    That quote seems to have justification (as traditionally is meant by that word) 'in accordance with' the Spirit's transformation of those that are justified by faith (is that a different meaning of 'justified' at play in that quote?). Which is fairly vague.

    I don't think the first one, is necessarily in direct conflict with the latter, but it could be. Certainly if the former is talking about the basis for being accounted righteous then they are.

    If they aren't in direct conflict with each other the first quote is saying something like "we can know the final verdict towards those who are justified by faith by looking at the Spirit-produced transformation of them" and isn't talking about grounds for being justified, but evidences of that.

  3. The first appears to say that the verdict is in accordance with the transformation wrought by the Spirit on those who have been justified.

    But that's not right. The verdict is that I am justified by faith. Of course, my sanctification may be lacking, and there may be a verdict on that. But that does not change the crucial verdict.

    David Brock

  4. Tim Keene of Streatham said
    The first comment seems like something that NT Wright could have said. He distinguishes between justification in the here and now and justification at the end of time (although NTW might bridle at the reference to the end of time; perhaps the last judgment). If so then the first remark applies to the second kind of justification. This can then be compatibilised with the justification by faith language we Prots are more comfortable with by recollecting that we all accept that justification without works is an illusion and does not save.
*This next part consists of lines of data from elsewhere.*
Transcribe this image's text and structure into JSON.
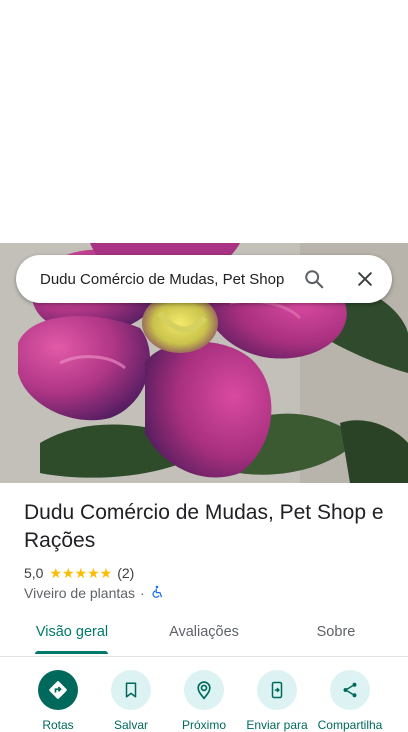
{
  "search": {
    "query": "Dudu Comércio de Mudas, Pet Shop"
  },
  "place": {
    "name": "Dudu Comércio de Mudas, Pet Shop e Rações",
    "rating": "5,0",
    "stars": "★★★★★",
    "review_count": "(2)",
    "category": "Viveiro de plantas",
    "separator": "·"
  },
  "tabs": [
    {
      "label": "Visão geral",
      "active": true
    },
    {
      "label": "Avaliações",
      "active": false
    },
    {
      "label": "Sobre",
      "active": false
    }
  ],
  "actions": [
    {
      "label": "Rotas",
      "icon": "directions-icon"
    },
    {
      "label": "Salvar",
      "icon": "bookmark-icon"
    },
    {
      "label": "Próximo",
      "icon": "nearby-icon"
    },
    {
      "label": "Enviar para",
      "icon": "send-to-phone-icon"
    },
    {
      "label": "Compartilha",
      "icon": "share-icon"
    }
  ],
  "colors": {
    "accent": "#00796b",
    "action_bg": "#dcf2f3",
    "star": "#fbbc04",
    "accessible_icon": "#1a73e8"
  }
}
Also if the remark does come from NTW then he is likely to be commenting on Rom 2 and if we dismiss his explanation we need to find another one for Rom2. This has always been difficult for Prots.

  5. I'd say that it depends on context for the first quote. "In accordance with" has been interpreted to mean "on the basis of", but that's not how everyone use it. Some use it to say, "we are counted righteous in the present on the basis of faith - this will never be taken away - and, by the work of the Spirit, our changed lives will - imperfect they still may be - demonstrate that we are 'in Christ' on the last day." In this sense, the final "verdict" (though I'd prefer to say, final "salvation") is in line with works.
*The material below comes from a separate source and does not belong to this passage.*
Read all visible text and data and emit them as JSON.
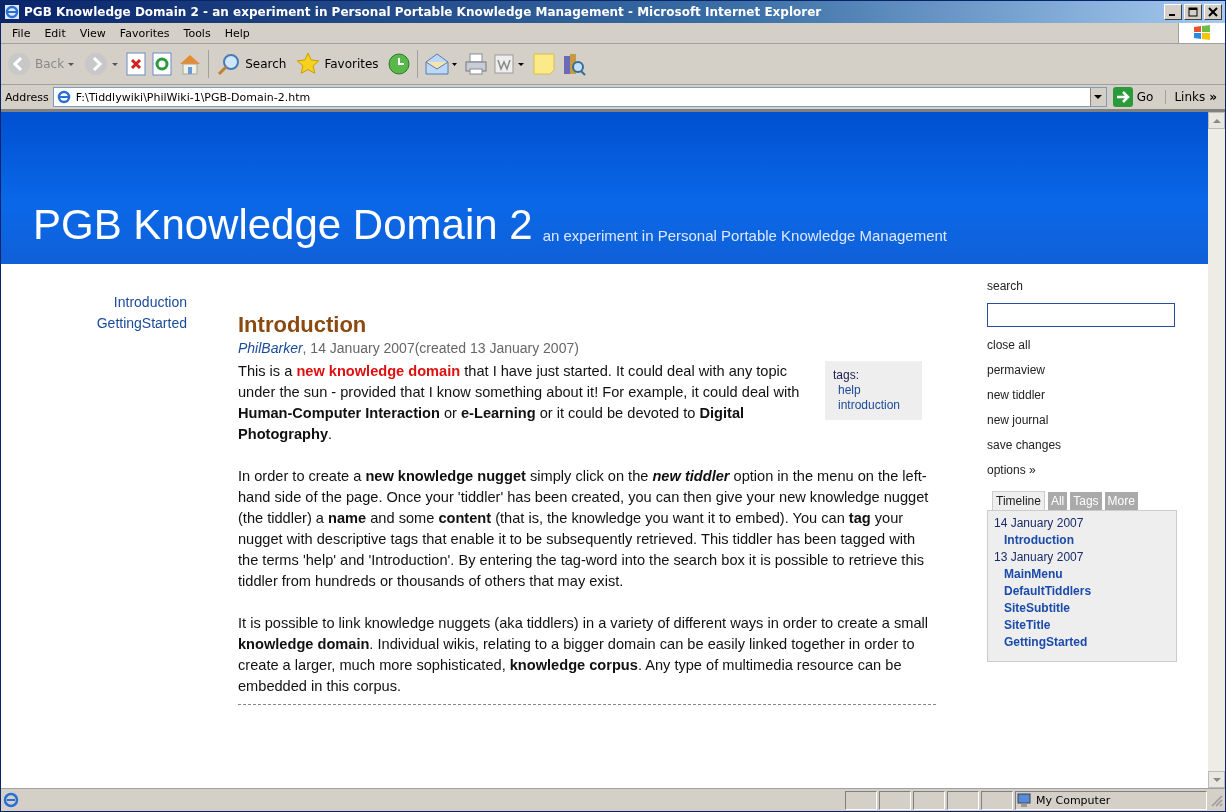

    However, due to the complexity of the ideas and the explanation required for the first statement, I much prefer to stick with the second.
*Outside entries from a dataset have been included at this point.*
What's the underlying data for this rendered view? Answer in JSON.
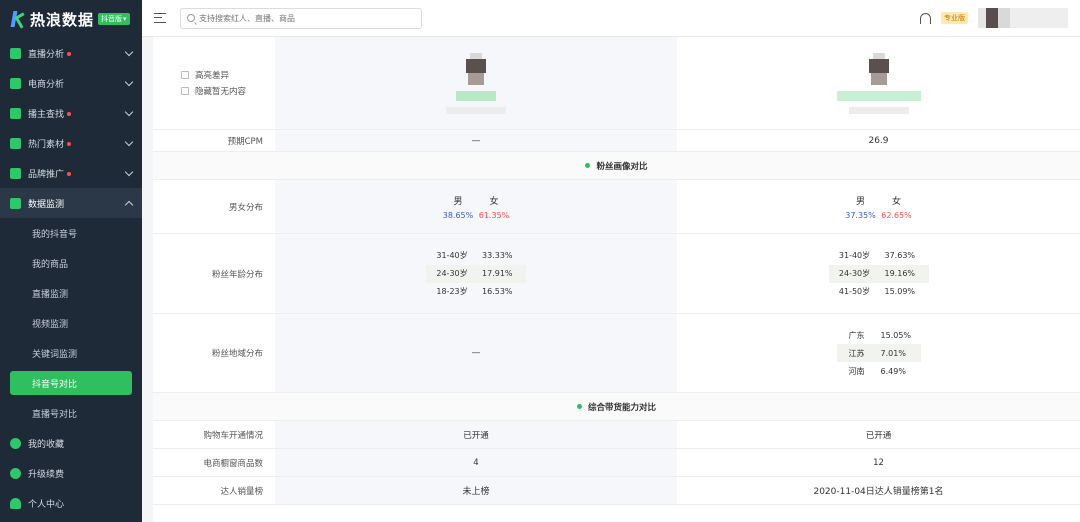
{
  "brand": {
    "title": "热浪数据",
    "badge": "抖音版"
  },
  "sidebar": {
    "items": [
      {
        "label": "直播分析",
        "dot": true
      },
      {
        "label": "电商分析",
        "dot": false
      },
      {
        "label": "播主查找",
        "dot": true
      },
      {
        "label": "热门素材",
        "dot": true
      },
      {
        "label": "品牌推广",
        "dot": true
      },
      {
        "label": "数据监测",
        "dot": false
      }
    ],
    "subitems": [
      "我的抖音号",
      "我的商品",
      "直播监测",
      "视频监测",
      "关键词监测",
      "抖音号对比",
      "直播号对比"
    ],
    "bottom": [
      "我的收藏",
      "升级续费",
      "个人中心"
    ]
  },
  "topbar": {
    "search_placeholder": "支持搜索红人、直播、商品",
    "pro_label": "专业版"
  },
  "compare": {
    "options": [
      "高亮差异",
      "隐藏暂无内容"
    ],
    "cpm": {
      "label": "预期CPM",
      "a": "—",
      "b": "26.9"
    },
    "section_fans": "粉丝画像对比",
    "gender": {
      "label": "男女分布",
      "male": "男",
      "female": "女",
      "a": {
        "male": "38.65%",
        "female": "61.35%"
      },
      "b": {
        "male": "37.35%",
        "female": "62.65%"
      }
    },
    "age": {
      "label": "粉丝年龄分布",
      "a": [
        [
          "31-40岁",
          "33.33%"
        ],
        [
          "24-30岁",
          "17.91%"
        ],
        [
          "18-23岁",
          "16.53%"
        ]
      ],
      "b": [
        [
          "31-40岁",
          "37.63%"
        ],
        [
          "24-30岁",
          "19.16%"
        ],
        [
          "41-50岁",
          "15.09%"
        ]
      ]
    },
    "region": {
      "label": "粉丝地域分布",
      "a": "—",
      "b": [
        [
          "广东",
          "15.05%"
        ],
        [
          "江苏",
          "7.01%"
        ],
        [
          "河南",
          "6.49%"
        ]
      ]
    },
    "section_sales": "综合带货能力对比",
    "cart": {
      "label": "购物车开通情况",
      "a": "已开通",
      "b": "已开通"
    },
    "window": {
      "label": "电商橱窗商品数",
      "a": "4",
      "b": "12"
    },
    "rank": {
      "label": "达人销量榜",
      "a": "未上榜",
      "b": "2020-11-04日达人销量榜第1名"
    }
  },
  "colors": {
    "accent": "#2fbf5f",
    "sidebar_bg": "#1f2a38",
    "male": "#3a5ccc",
    "female": "#ff4d4f"
  }
}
  6. I am always reluctant to draw conclusions from a single sentence, taken out of its context.

    I assume the problem that some see is a concern that the words "in accordance with" in the first quote might mean that the "verdict" derives from the "transformation", and not from the "justification".

    But there is an alternative orthodox meaning: that the writer is placing the emphasis on what we can observe (the fruits of sanctification) rather than what we cannot (justification); and saying that the final judgment will be in accordance with the former, even though it owes nothing to the former but derives entirely from the latter.

    I wouldn't comment further unless I was able to read it in context.

  7. Rt Rev Dominic Stockford8 August 2011 at 09:11

    I just had to look up the first one - and wasn't surprised at the author.

    The second one says we are saved by Christ alone.
    The first says that we are saved because of something that has happened to us.

    Bit of a difference there - and a very significant one.

    I DO like the Prayer Book expression of doctrine.

    "We do not presume to come to this thy table, O merciful Lord, trusting in our own righteousness, but in thy manifold and great mercies."

    NT Wright's statement cannot honestly be squared with that.

  8. It depends whether the first statement's 'in accordance with' means 'on the basis of' or 'consistent with the evidence of'. We instinctively think 'basis' but Wright thinks 'evidence'.

    Remember Wright views justification as a statement of who are the people of God more than how we become the people of God; evidence rather than basis lies at the heart of his view of justification.

    Alex Greaves expresses it well. Tim Keene is right too about Roms 2. We may add James 2.